In 2005, the Economist and other publications such as the supposedly left leaning The Guardian, were pointing to a growing suspicion that the ANC was not truly committed to a pluralistic, liberal democracy. They were saying there was an increasing impression that opposition is tantamount to undermining the government’s efforts to build a just society, and that people who did not accommodate themselves to the reality of ANC power would somehow be penalised.
Of course, the comparison of Mbeki with Nelson Mandela was a daily routine. In 2005, there was apparently a growing sense of racial polarisation in politics that was threatening to seep into other walks of life. In contrast to Mbeki, Mandela had softened the hearts of the harshest Afrikaner racist with his magnanimity and humility, whilst the former had shaken the confidence of many whites with his bitter, racially loaded attacks on those he deemed to be critical of him or his government.
There were specifics that were given. In particular, Mbeki’s attacks on the main opposition party, the Democratic Alliance (DA) which in 2005 was backed by some three-quarters of South Africa’s whites and maybe half of its coloureds, and on its white leader, Tony Leon; which was deemed virulent. In the minds of many whites, this virulence seemed to depart from the norms of civility in a liberal democracy.
Some 13 years later, where are we in terms of race relations?
The Institute of Race Relations tells us that White South Africans lead a considerably better life than all other races in the country. Gerbrandt van Heerden of the IRR said a race relations index also shows that Black South Africans have a “far poorer” quality of life than Indian and Coloured citizens, with access to basic services, unemployment rate, average household spend and access to medical aid still measured according to the greatest divide.
But this is not the lack of a ‘better life’ that Helen Suzman was lamenting. She was saying because she is no longer part of the decision-making elite, that her illiberals were not recognised, no one was giving gifts to white people, there was therefore no better life for all.
Whilst the ANC has always been clear that the only way to measure if we are achieving our goal of a better life for all was through tangible change in the material conditions of our people, blacks in general and Africans in particular, it seems white South Africans see it very differently. Not being able to determine how that will happen (excluded from political power), not being sure if more for blacks means less for whites, and generally, as long as Mandela is not around they will never be happy.
Today however, those white lamentations are palpable throughout society. You see it in their commentary on social media and online news platforms, their experts, the marches they choose to join and lead; it’s all there, the anger of not being in charge. The country is going down because it’s not through white hands, and we must take to the streets to fix that – they seem to be saying.

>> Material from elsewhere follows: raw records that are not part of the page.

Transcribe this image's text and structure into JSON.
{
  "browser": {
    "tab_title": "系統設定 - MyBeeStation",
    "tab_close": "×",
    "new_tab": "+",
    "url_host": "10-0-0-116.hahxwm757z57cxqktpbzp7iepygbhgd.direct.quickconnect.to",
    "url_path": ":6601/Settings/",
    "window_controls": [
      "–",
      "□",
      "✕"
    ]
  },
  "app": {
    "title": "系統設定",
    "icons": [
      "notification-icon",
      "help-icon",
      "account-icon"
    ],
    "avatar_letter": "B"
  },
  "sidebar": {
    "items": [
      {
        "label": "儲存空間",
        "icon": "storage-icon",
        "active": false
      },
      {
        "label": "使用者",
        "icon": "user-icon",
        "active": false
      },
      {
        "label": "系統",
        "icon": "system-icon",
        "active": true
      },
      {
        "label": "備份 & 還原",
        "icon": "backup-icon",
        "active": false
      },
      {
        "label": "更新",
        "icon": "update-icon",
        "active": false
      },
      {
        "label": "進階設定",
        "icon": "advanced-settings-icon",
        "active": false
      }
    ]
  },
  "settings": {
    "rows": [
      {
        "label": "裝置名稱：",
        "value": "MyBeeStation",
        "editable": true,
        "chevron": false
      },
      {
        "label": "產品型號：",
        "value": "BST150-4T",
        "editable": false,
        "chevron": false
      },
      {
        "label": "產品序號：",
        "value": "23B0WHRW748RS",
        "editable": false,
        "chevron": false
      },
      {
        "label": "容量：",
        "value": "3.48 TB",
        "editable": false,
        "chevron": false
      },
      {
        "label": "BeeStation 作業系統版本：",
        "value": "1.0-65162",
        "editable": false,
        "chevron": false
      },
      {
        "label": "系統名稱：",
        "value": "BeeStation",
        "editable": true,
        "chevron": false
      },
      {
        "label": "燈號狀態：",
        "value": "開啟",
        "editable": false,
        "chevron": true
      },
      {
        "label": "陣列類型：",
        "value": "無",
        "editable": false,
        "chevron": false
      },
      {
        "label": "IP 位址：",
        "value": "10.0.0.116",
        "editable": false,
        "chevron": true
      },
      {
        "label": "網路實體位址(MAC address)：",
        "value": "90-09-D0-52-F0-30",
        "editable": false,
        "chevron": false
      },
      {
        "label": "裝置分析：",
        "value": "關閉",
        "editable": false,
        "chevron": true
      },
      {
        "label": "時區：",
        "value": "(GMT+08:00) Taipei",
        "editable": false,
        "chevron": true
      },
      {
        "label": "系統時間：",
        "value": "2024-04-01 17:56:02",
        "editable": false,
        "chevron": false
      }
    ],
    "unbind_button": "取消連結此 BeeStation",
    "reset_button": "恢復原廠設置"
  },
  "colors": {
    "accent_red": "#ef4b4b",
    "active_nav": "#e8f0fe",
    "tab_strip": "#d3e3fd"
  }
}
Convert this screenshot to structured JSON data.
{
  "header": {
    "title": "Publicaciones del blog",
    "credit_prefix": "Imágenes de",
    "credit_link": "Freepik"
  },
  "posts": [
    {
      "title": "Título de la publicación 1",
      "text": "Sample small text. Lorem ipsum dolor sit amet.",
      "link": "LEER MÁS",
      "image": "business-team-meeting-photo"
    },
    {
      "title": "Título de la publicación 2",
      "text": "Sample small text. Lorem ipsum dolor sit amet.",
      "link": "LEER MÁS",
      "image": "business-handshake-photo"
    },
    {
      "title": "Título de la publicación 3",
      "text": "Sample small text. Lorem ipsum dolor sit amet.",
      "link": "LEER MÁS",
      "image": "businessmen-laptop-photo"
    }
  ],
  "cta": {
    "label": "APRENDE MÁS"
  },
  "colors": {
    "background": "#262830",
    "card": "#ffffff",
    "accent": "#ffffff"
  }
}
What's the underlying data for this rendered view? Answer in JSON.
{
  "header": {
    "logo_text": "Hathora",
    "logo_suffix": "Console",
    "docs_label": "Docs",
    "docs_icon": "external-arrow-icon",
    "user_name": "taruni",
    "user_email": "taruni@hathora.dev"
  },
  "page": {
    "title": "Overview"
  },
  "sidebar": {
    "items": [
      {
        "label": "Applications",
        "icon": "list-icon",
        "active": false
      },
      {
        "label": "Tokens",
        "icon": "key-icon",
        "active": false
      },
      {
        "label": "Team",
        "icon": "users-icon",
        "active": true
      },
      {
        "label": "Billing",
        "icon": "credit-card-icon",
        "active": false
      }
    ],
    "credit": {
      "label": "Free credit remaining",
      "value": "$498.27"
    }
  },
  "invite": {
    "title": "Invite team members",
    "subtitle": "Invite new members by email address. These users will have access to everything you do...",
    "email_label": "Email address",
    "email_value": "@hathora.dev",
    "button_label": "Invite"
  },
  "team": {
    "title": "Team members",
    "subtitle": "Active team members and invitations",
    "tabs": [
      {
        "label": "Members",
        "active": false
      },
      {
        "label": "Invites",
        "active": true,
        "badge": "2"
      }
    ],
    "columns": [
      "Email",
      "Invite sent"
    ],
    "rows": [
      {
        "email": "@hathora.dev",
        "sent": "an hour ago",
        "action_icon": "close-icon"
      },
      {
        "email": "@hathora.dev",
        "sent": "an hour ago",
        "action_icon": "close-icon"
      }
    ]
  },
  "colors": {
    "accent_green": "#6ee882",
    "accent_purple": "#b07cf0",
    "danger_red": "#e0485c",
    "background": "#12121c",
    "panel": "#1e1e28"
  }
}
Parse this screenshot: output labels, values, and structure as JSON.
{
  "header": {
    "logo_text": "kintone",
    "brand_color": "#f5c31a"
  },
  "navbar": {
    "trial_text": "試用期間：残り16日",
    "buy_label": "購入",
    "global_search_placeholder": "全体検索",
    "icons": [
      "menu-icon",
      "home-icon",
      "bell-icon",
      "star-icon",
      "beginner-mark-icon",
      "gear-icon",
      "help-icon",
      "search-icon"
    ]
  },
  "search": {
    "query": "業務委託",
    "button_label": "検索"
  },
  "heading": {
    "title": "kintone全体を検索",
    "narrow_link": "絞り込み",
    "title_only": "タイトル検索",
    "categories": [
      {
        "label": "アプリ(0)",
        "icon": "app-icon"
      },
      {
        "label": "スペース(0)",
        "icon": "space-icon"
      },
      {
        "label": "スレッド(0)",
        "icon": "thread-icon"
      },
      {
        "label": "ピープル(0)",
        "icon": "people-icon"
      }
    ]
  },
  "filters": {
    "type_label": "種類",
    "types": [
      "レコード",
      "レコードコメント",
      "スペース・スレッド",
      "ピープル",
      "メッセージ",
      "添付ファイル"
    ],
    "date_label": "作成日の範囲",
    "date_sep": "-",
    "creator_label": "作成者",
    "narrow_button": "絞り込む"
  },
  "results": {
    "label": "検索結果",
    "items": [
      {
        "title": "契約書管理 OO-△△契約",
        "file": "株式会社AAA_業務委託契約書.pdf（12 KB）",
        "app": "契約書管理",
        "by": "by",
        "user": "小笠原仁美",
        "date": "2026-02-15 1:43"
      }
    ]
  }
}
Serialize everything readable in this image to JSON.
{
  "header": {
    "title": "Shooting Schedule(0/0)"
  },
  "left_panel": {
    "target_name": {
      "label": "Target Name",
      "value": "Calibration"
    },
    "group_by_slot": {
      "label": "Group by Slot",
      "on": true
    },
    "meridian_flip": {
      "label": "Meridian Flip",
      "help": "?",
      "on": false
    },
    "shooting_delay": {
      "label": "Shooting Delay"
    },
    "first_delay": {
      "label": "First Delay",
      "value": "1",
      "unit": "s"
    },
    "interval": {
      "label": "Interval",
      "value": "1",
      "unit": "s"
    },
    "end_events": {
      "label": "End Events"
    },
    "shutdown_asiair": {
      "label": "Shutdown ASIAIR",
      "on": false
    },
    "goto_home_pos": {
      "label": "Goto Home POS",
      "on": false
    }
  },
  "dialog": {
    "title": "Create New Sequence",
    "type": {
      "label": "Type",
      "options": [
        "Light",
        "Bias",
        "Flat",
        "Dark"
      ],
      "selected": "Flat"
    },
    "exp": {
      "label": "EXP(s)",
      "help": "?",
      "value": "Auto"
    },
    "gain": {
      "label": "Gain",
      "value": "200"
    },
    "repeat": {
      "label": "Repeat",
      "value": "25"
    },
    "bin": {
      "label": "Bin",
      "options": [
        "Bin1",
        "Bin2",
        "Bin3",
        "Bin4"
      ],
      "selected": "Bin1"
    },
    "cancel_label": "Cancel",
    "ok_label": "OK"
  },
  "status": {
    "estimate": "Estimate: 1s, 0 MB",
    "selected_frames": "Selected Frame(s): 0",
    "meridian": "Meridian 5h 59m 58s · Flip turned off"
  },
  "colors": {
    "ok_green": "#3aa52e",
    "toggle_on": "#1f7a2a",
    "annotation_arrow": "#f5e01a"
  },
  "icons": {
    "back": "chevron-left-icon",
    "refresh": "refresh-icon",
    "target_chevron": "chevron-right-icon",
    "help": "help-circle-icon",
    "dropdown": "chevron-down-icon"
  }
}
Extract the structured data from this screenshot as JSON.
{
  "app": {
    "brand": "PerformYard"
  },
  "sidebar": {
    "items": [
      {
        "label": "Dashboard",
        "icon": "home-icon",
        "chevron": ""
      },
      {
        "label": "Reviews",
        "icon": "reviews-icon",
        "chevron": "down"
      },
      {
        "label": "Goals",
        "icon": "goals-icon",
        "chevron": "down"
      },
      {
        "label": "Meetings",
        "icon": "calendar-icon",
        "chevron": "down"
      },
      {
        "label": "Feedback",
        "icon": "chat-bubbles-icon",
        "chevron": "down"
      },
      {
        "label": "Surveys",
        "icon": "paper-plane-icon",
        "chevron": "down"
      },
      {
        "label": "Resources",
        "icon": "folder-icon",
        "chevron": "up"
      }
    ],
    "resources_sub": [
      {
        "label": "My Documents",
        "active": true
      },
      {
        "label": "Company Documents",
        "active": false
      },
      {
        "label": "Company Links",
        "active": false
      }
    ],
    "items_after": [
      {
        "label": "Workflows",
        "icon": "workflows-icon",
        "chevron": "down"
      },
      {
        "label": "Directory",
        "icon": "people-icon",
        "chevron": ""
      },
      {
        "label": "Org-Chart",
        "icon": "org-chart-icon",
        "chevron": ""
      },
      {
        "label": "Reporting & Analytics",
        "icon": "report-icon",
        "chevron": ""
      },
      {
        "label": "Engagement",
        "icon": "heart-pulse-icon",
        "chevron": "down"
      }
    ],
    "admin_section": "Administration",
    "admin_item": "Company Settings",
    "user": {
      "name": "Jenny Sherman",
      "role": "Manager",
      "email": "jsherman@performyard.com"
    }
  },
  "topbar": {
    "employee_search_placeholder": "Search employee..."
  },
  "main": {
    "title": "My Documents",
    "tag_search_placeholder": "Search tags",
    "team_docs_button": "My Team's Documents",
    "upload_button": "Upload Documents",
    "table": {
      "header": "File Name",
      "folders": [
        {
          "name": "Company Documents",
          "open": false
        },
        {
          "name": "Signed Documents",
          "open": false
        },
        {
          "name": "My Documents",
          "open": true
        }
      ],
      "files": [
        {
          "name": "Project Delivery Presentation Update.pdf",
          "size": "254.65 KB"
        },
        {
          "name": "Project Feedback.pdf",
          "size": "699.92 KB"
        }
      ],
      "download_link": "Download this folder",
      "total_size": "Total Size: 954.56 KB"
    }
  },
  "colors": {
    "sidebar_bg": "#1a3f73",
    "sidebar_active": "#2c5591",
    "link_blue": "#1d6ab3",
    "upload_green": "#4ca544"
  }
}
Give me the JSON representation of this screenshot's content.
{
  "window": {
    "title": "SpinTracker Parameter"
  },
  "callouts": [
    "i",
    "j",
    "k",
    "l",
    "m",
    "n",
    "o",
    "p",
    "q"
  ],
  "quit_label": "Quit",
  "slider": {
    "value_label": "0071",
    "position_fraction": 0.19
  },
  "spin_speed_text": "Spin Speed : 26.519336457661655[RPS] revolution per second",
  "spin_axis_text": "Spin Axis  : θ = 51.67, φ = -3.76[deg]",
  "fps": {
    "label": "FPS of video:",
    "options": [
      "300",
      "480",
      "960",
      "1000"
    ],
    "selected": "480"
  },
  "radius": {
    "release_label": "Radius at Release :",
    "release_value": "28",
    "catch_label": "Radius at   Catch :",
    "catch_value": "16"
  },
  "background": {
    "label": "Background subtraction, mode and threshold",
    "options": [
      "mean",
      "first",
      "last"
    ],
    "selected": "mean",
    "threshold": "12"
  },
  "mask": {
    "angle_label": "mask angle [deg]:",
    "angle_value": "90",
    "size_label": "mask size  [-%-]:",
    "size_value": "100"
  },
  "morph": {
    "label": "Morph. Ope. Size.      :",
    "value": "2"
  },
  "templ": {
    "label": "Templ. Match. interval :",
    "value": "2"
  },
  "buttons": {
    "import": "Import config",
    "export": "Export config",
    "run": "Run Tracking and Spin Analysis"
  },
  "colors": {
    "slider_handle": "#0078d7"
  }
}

How do we fix the self-serving, hypocritical, racial suspicions fuelled by permanent insecurities? Maybe the dream of ‘black and white’ living together in harmony was just a dream? The country needs to have a brutally honest conversation